“I am excited to welcome Linda Yaccarino as the new CEO of Twitter!” Musk said in a tweet further stating that the Penn State graduate “will focus primarily on business operations, while I focus on product design & new technology.”
Yaccarino will start her work as the new head of Twitter in six (6) weeks according to Musk’s Thursday tweet.
Last month she interviewed Musk at her “Possible” advertising conference in Miami in which she told the billionaire that some advertisers “have a challenge with your points of view”, to which Musk replied that some of his tweets should be taken with a “grain of salt”. In the same interview Yaccarino also said: “If freedom of speech, as he says, is the bedrock of this country, I’m not sure there’s anyone in this room who could disagree with that.”
In December, the Tesla boss had said that he would step down as the head of Twitter once he found someone “foolish enough” to take on the position.
“I will resign as CEO as soon as I find someone foolish enough to take the job! After that, I will just run the software and servers teams,” Musk tweeted at the time.
Since his chaotic takeover of Twitter for $44 billion six months ago, the social site has seen rapid changes some of which drove away major advertisers and led to the birth of secession Twitter clones such as Spoutible.
Under Musk’s leadership, Twitter laid off around 90% of its employees and reinstated the account of former President Trump. The online platform also introduced a paid verification service and stripped away blue badges from legacy verified users selling them to everyone who is willing to pay.
Additionally, the company also axed Covid-19 misinformation rules and banned an account that tracked the location of Musk’s private jet which was followed with a mass suspension of the journalists who reported on the ban before unsuspending them later after black lash.
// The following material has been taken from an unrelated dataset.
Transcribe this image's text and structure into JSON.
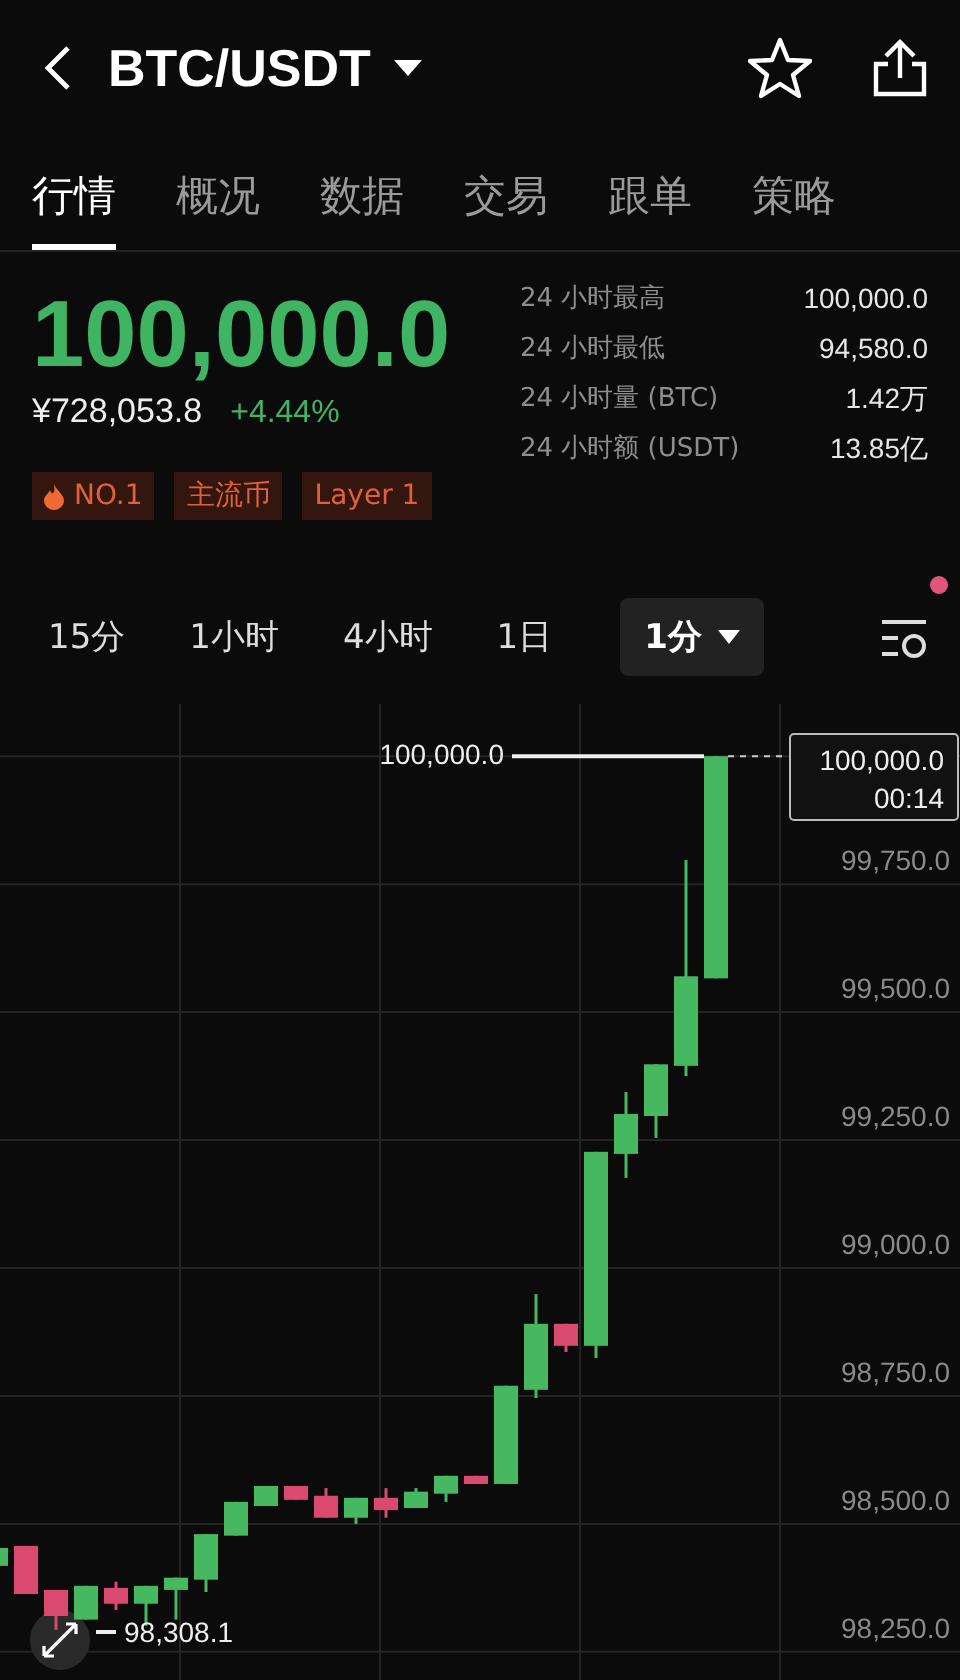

Twitter later tried to ban users from linking or mentioning their usernames to a number of rival social platforms like Facebook, Instagram, Mastodon, and others and recently, the online platform also shut down almost all free access to the its API and introduced a new fee structure for API access that could cost some enterprises as much as $42,000 per month.